Muscle weakness can have various causes, ranging in severity from 'troubling' to 'very serious'. Finding the true cause means ruling out or confirming each possibility – in other words, diagnosis.
Diagnosis is usually a complex process due to the sheer number of possible causes and related symptoms. In order to diagnose muscle weakness, we could:
|West Nile Virus||3%||Ruled out|
|Vitamin D Need||0%||Ruled out|
|Nephrotic Syndrome||0%||Ruled out|
Do you have specific muscles that feel weak, or weaker than they should be?
Possible responses:→ Don't know
→ One muscle is slightly weak
→ One muscle very weak / slight weakness in several
→ Serious weakness in several muscles
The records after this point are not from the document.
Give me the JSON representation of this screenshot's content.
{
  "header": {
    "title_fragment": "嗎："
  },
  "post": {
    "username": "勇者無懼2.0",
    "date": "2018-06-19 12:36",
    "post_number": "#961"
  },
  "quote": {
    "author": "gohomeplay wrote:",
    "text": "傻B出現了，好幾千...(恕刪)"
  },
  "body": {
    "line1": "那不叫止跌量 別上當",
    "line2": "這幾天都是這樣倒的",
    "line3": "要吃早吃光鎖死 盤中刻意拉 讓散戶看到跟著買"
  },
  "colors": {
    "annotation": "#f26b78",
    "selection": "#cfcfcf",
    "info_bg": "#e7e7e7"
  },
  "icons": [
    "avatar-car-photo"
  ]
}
The muscular weakness may be due to a nerve problem caused by chemical exposure and immune system changes associated with MCS.
Early warning signs of fluorosis include loss of muscle power, weakness and pain.
GBS can cause muscles to weaken and atrophy. Progressive weakening or paralysis may occur, typically beginning in the feet, hands or face. The paralysis characteristically involves more than one limb, most commonly the legs. The paralysis is progressive and usually ascending, spreading to the rest of the limb, and from there may spread to the legs, arms and the rest of the body. The arms may feel weak, the patient no longer being able to lift heavy objects.
Magnesium overload can depress the central nervous system, causing muscle weakness, lethargy, sleepiness, hyperexcitability, mental status changes, nausea, appetite loss, extremely low blood pressure, and irregular heartbeat.
Gait disorders varying from an inability to walk the usual distance to an inability to walk at all are the principal problems of patients with MS.
Symptoms of neuritis include a weakness in the muscles and a wasting away of muscle tissue. Without proper nerve stimulation the muscles are no longer healthy and cannot be effective.
Muscle weakness is the most common symptom of Polymyositis and Dermatomyositis (PM/DM), which are chronic inflammatory diseases of the muscle.
True muscle weakness in the presence of other related symptoms is suggestive of West Nile virus infection.